Up to $810 million in additional revenue will be available.
By JEFF ORTEGA
COLUMBUS -- Local government advocates are rejoicing at the possibility of reduced or no cuts in state aid to cities, counties, libraries and other local government agencies in the new two-year, $51 billion state budget.
"Any restoration is good news," John Mahoney, deputy director of the Ohio Municipal League, said Thursday.
"Any addition is welcome," said Lynda G. Murray, director of government relations with the Ohio Library Council.
Majority House and Senate Republicans say restoring state dollars to local government funds in the new state spending plan is a priority for up to $810 million that state administrators say is available in additional revenue over the two-year budget period that begins July 1.
Republican Gov. Bob Taft has recommended using some of the new revenue to keep local government funding at current levels -- about $1.2 billion annually.
However, a six-member House-Senate conference committee will probably determine the funding level as well as iron out other differences between versions of the state budget passed by each chamber.
"We heard a great deal of mayors, township trustees, et cetera coming forward and saying this is a priority," House Finance Chairman Charles Calvert, R-Medina, said after the panel met for the first time Thursday.
"My position going into this budget is that during difficult recessionary times, we're a partnership and [if] the state has to take cuts in their programs, local governments should share in that responsibility," said Calvert, who is also chairing the conference committee.
"I think if we've got additional revenue, the opposite holds true," Calvert said.
Minority Democrats in both chambers said the potential restoration of local government funding was a positive step for a spending plan they had said would harm low and middle income Ohioans.
"It is a first step in the right direction," said state Sen. Tom Roberts, a conference committee member. Roberts, D-Dayton, is also the ranking Democrat on the Senate Finance Committee.
Local government funding has evolved since legislative consideration of the budget began earlier this year.
Under the version of the state budget the Senate approved last week, state aid to villages and townships would be frozen at current funding levels. Villages and townships were slated for funding cuts under Taft's proposed state spending plan as well as the version of the budget the House passed in April.

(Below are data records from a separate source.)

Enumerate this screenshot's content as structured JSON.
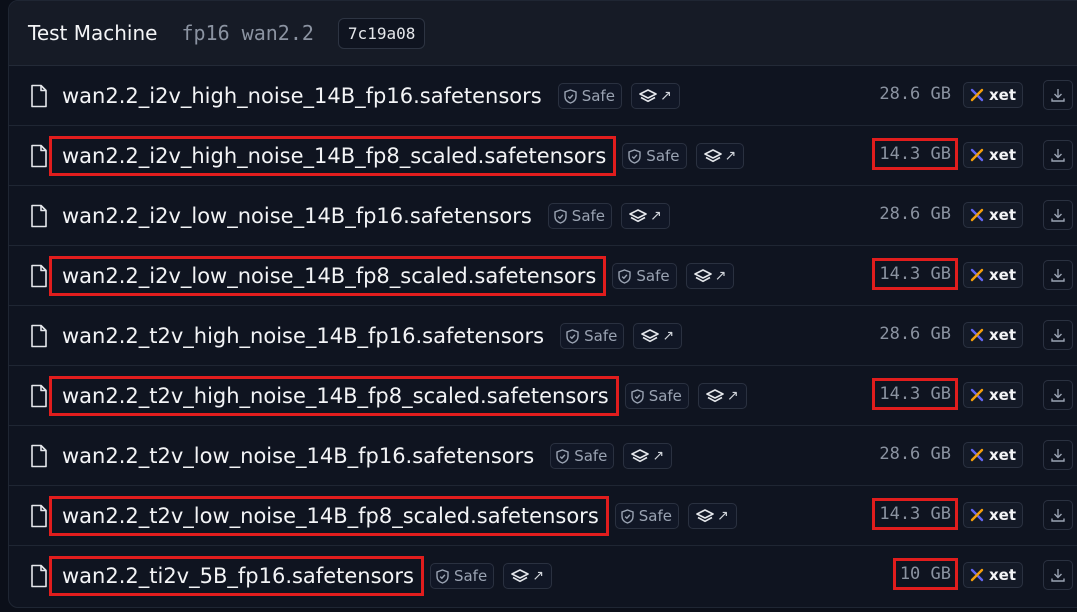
{
  "header": {
    "title": "Test Machine",
    "tags": "fp16 wan2.2",
    "commit": "7c19a08"
  },
  "badges": {
    "safe": "Safe",
    "xet": "xet",
    "stack_arrow": "↗"
  },
  "files": [
    {
      "name": "wan2.2_i2v_high_noise_14B_fp16.safetensors",
      "size": "28.6 GB",
      "highlighted": false
    },
    {
      "name": "wan2.2_i2v_high_noise_14B_fp8_scaled.safetensors",
      "size": "14.3 GB",
      "highlighted": true
    },
    {
      "name": "wan2.2_i2v_low_noise_14B_fp16.safetensors",
      "size": "28.6 GB",
      "highlighted": false
    },
    {
      "name": "wan2.2_i2v_low_noise_14B_fp8_scaled.safetensors",
      "size": "14.3 GB",
      "highlighted": true
    },
    {
      "name": "wan2.2_t2v_high_noise_14B_fp16.safetensors",
      "size": "28.6 GB",
      "highlighted": false
    },
    {
      "name": "wan2.2_t2v_high_noise_14B_fp8_scaled.safetensors",
      "size": "14.3 GB",
      "highlighted": true
    },
    {
      "name": "wan2.2_t2v_low_noise_14B_fp16.safetensors",
      "size": "28.6 GB",
      "highlighted": false
    },
    {
      "name": "wan2.2_t2v_low_noise_14B_fp8_scaled.safetensors",
      "size": "14.3 GB",
      "highlighted": true
    },
    {
      "name": "wan2.2_ti2v_5B_fp16.safetensors",
      "size": "10 GB",
      "highlighted": true
    }
  ],
  "colors": {
    "highlight": "#e11d1d",
    "xet_accent_orange": "#f59e0b",
    "xet_accent_blue": "#6366f1"
  }
}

The Senate's version of the budget would cut state aid to counties by 10 percent. The governor had proposed a 20 percent state funding cut for counties. The House-passed state budget maintained the 20 percent reduction for counties, but would have cut it in half for counties that file a report with the state on consolidating services.
Cities had been set for a 20 percent trim in state aid, under both the governor's proposed budget as well as the House-passed version. However, the Senate version lowered the reduction to 10 percent on the first $1 million that cities get from the state and maintained a 20 percent reduction on the remaining state-provided funds.
Restoring local government funds to current levels would add about $187 million over the two-year budget period from the Senate-passed appropriations, the Taft administration said.
Mahoney said many cities around Ohio are still hurting from a state economy that has been slow to emerge from recession. Additional state funding cuts could take a bite out of local public safety and law enforcement services, Mahoney said.
"Revenues still aren't coming back well at the local level," Mahoney said. "It would be difficult to have these cuts on top of that. It could lead to an erosion of local services."
Taft's other priorities for the additional revenue include rebuilding the state's cash reserves, which stand now at about $180 million, and continued funding of a $10 billion school construction and renovation program.
Other GOP priorities for the additional funds include building up Ohio's cash reserves, directing more money to higher education and reducing the impact of a proposed increase in electricity consumption-related taxes.
Once the conference committee hammers out a report, both legislative chambers have to approve it. The governor has to sign a new balanced state spending plan into law by July 1.